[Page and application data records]
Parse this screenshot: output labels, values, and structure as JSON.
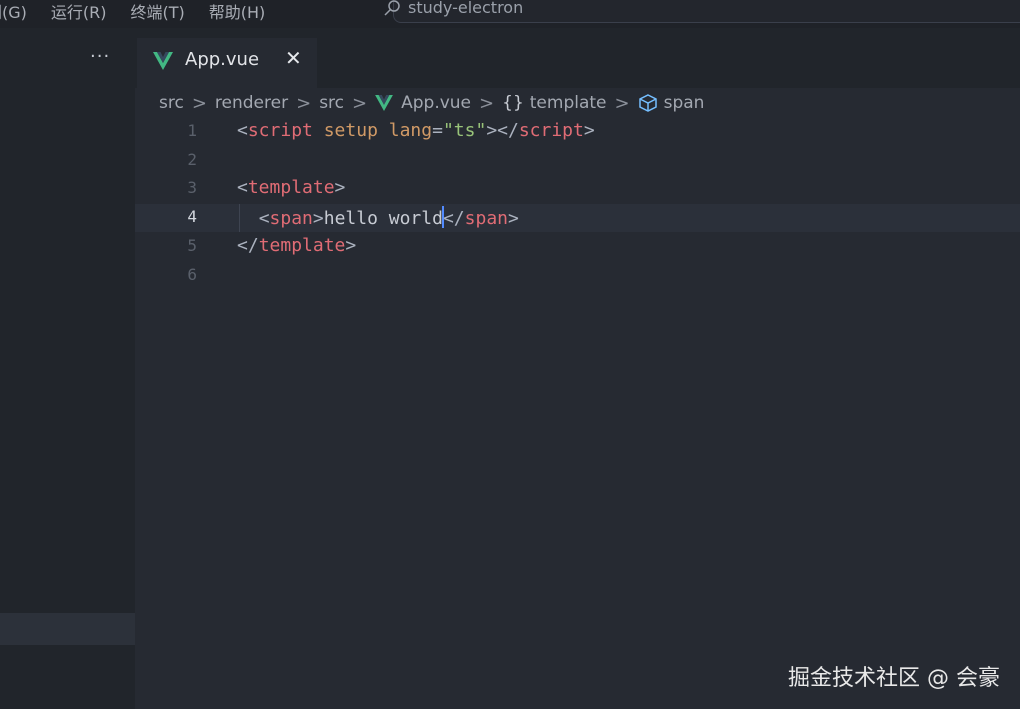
{
  "menu": {
    "items": [
      "刨(G)",
      "运行(R)",
      "终端(T)",
      "帮助(H)"
    ]
  },
  "search": {
    "text": "study-electron"
  },
  "sidebar": {
    "more_label": "···"
  },
  "tab": {
    "label": "App.vue",
    "close": "✕"
  },
  "breadcrumb": {
    "items": [
      "src",
      "renderer",
      "src",
      "App.vue",
      "template",
      "span"
    ],
    "separator": ">",
    "brace": "{}"
  },
  "code": {
    "line_numbers": [
      "1",
      "2",
      "3",
      "4",
      "5",
      "6"
    ],
    "current_line": "4",
    "l1": {
      "open": "<",
      "tag": "script",
      "attr1": "setup",
      "attr2": "lang",
      "eq": "=",
      "str": "\"ts\"",
      "close": "></",
      "tag2": "script",
      "end": ">"
    },
    "l3": {
      "open": "<",
      "tag": "template",
      "end": ">"
    },
    "l4": {
      "open": "<",
      "tag": "span",
      "end": ">",
      "text": "hello world",
      "close": "</",
      "tag2": "span",
      "end2": ">"
    },
    "l5": {
      "open": "</",
      "tag": "template",
      "end": ">"
    }
  },
  "watermark": "掘金技术社区 @ 会豪",
  "colors": {
    "tag": "#e06c75",
    "attr": "#d19a66",
    "string": "#98c379",
    "cursor": "#528bff",
    "vue_green": "#42b883"
  }
}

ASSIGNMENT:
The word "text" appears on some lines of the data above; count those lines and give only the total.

RESPONSE TO THIS EXERCISE:
2